Because the turbine generates rotary motion, it is particularly suited to be used to drive an electrical generator – about 90 % of all electricity generation in the United States (1996) is by use of steam turbines. The steam turbine is a form of heat engine that derives much of its improvement in thermodynamic efficiency from the use of multiple stages in the expansion of the steam, which results in a closer approach to the ideal reversible expansion process.

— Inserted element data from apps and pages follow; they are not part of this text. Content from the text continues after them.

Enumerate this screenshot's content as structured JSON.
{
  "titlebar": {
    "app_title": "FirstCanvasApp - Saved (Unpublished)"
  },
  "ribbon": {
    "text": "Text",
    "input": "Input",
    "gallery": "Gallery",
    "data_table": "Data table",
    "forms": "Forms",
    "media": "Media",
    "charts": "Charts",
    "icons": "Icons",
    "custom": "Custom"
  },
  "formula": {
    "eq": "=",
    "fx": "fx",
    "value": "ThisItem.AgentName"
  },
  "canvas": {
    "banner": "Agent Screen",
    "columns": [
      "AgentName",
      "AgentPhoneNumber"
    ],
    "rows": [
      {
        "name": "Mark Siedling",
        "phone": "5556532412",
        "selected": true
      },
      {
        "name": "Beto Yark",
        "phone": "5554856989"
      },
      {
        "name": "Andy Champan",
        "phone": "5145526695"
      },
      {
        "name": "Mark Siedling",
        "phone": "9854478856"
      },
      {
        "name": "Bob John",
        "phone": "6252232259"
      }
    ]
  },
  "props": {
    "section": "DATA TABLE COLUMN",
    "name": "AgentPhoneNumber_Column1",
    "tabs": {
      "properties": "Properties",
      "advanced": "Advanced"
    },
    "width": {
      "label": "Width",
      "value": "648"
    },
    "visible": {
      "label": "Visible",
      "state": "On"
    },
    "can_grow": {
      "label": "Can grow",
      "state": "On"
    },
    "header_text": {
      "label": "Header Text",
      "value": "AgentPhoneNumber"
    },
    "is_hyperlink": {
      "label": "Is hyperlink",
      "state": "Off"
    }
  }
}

An ideal steam turbine is considered to be an isentropic process, or constant entropy process, in which the entropy of the steam entering the turbine is equal to the entropy of the steam leaving the turbine. No steam turbine is truly isentropic, however, with typical isentropic efficiencies ranging from 20-90 % based on the application of the turbine. The interior of a turbine comprises several sets of blades or buckets. One set of stationary blades is connected to the casing and one set of rotating blades is connected to the shaft. The sets intermesh with certain minimum clearances, with the size and configuration of sets varying to efficiently exploit the expansion of steam at each stage.

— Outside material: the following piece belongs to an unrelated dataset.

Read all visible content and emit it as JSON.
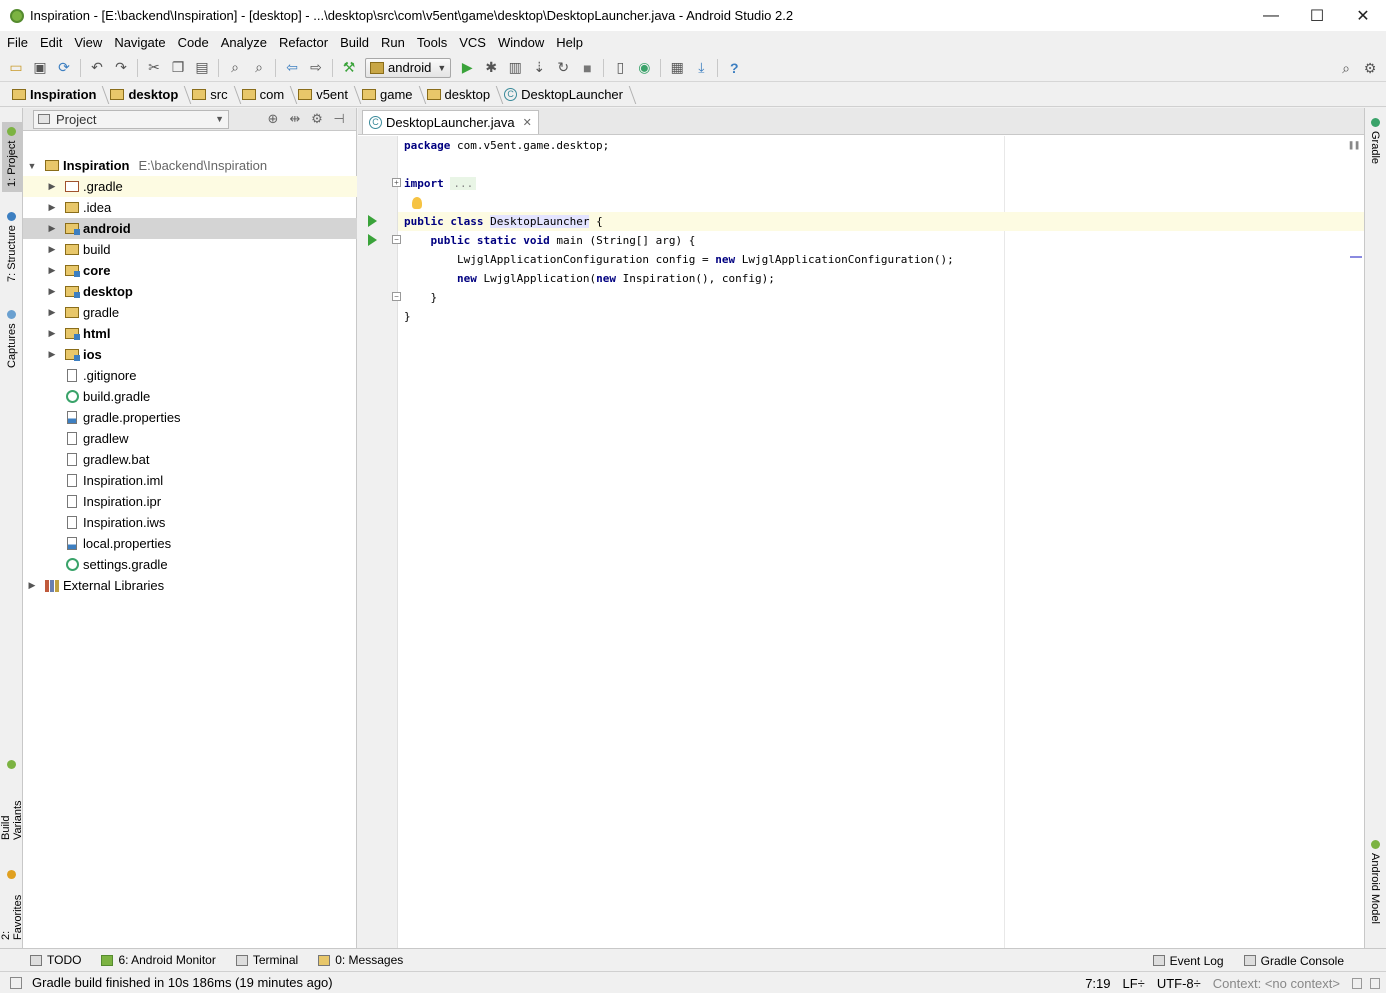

Steam turbines are used to transfer energy to drive a machine. They are used to create electricity from various energy sources that produce the raw material steam. These energy sources include fossil fuel, nuclear energy, geothermal energy and even solar power. Steam turbines have also been used to power locomotives and ships. Steam turbines convert heat energy into kinetic energy and from there can create electric energy via a generator.

The steam turbine system is used to create over 80 percent of the world’s electricity supply. In order for the turbines to work, steam must first be created from an energy source.